Denver Broncos head coach John Fox appears determined to see Tim Tebow fail. But even with no support from his coach or front office and painfully bad playcalling, Tebow just keeps on doing what his critics love to ignore—winning football games.
Following a 1-4 start under Kyle Orton, the Denver Broncos are 3-1 since they made the switch to their oft-derided second-year quarterback. On the year, he's thrown seven touchdowns and just one interception. His quarterback rating is five points higher than Orton's (who some still claim gives the Broncos a better chance to win). He's rushed for 320 yards and two touchdowns with an average of nearly seven yards a carry.
Then of course their are the intangibles Tebow brings to the team. Yeah, I know, you're sicking of hearing about his intangibles. I'm going to talk about them anyway. True leadership goes a long way in sports. Tebow has that skill. Orton didn't. The offense clearly plays harder when he's is in the game, and that's a big part of why Denver is back in the hunt for an AFC West championship (they're now just one game behind division-leading Oakland, who they just beat a couple weeks ago).
Obviously, Tebow's critics still have some ammo (and they love to use it). He's completed less than 50 percent of his passes. He holds on to the ball too long. He caves to his instinct to run more than he should. Each of those criticisms are fair to a degree, but no one seems to be acknowledging what he's dealing with.
Fox and team president John Elway want Tebow to fail. The evidence is everywhere.

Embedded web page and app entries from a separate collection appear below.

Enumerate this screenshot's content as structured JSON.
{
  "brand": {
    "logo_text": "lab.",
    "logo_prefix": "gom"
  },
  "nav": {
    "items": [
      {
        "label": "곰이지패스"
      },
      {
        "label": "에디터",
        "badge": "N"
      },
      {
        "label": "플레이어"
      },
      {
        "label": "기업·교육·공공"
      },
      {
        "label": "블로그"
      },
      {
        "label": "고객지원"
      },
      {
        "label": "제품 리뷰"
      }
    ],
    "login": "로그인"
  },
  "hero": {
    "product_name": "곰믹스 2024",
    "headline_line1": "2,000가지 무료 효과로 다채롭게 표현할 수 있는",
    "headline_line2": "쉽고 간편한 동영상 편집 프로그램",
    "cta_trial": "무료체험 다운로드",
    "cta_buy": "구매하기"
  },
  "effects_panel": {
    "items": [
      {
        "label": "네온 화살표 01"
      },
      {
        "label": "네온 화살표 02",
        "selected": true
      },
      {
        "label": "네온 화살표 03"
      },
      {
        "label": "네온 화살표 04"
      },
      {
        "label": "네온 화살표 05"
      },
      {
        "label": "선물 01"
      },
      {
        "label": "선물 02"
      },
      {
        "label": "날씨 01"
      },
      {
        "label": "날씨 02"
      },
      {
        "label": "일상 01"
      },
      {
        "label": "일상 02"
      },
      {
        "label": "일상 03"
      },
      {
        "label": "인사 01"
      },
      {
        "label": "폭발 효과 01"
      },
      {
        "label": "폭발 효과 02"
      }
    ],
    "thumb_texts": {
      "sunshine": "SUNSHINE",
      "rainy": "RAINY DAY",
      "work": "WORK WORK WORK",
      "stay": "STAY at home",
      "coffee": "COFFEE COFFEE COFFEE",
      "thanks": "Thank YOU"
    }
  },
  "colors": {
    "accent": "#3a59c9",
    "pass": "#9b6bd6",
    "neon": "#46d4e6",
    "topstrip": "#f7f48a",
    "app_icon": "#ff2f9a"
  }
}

Let's start with the playcalling. If these coaches really wanted their quarterback to be successful as a passer, they'd give him significantly more high-percentage throws to make. If they're not running the ball (which they now do to the point of extreme unbalance), they're asking Tebow to complete a bomb down the field. It takes receivers much longer to get open 20 yards down field. The product of that is Tebow spending more time with the ball.
They need to run more short and intermediate routes. Most great quarterbacks (and shooters in basketball) have to get into a rhythm before they can really play their best. The easy throws are the best way to establish that rhythm. Tebow's not getting a chance to make those.
More evidence lies in what Fox and Elway have said about Tebow. The unbridled negativity they display when talking about their starting quarterback should do nothing short of disgust Broncos fans.
There have been plenty of disparaging remarks from both Johns; the most recent example from Fox is ridiculous. Talking about Tebow, Denver's head coach recently told NFL.com's Jeff Darlington, "If we were trying to run a regular offense, he'd be screwed."
I don't think that's entirely true and even if it was, a coach should not publicly say that about his starting quarterback. I do think the statement is partially true. Denver wouldn't be screwed with Tebow running a conventional offense, but his unique skill set does encourage some unconventionality. They've proven that they can have some success with the option, but they'll need more balance if they want to keep winning.
Ah, but here's the rub. Fox and Elway don't want Tebow to win. They didn't pick this guy and they don't like the way he plays. They don't care that he's risen above an unprecedented amount of largely unwarranted criticism. They don't care that he's winning games without their support. They want a conventional quarterback—even if it means they have to try to ruin the career of a young player with great potential.
My favorite thing in sports is when a player proves his doubters and critics wrong. As a Broncos fan, and just as a football fan, I hope Tebow can overcome this obstacle and be successful in Denver for years to come.